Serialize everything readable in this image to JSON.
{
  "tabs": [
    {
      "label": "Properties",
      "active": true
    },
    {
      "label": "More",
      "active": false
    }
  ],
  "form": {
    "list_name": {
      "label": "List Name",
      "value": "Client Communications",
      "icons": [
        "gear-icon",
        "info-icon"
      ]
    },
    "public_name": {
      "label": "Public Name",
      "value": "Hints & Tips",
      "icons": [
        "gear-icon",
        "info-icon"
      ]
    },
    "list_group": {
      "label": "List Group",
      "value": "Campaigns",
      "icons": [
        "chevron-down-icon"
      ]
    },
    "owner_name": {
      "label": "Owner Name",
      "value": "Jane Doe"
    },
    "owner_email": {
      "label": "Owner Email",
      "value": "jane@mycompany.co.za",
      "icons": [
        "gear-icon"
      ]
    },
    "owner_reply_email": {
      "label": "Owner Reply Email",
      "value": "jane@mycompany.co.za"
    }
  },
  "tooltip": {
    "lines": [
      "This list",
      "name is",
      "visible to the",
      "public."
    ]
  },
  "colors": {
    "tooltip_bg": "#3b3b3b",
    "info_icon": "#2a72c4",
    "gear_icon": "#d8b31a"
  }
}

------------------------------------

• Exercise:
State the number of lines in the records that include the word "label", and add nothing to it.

• Task answer:
8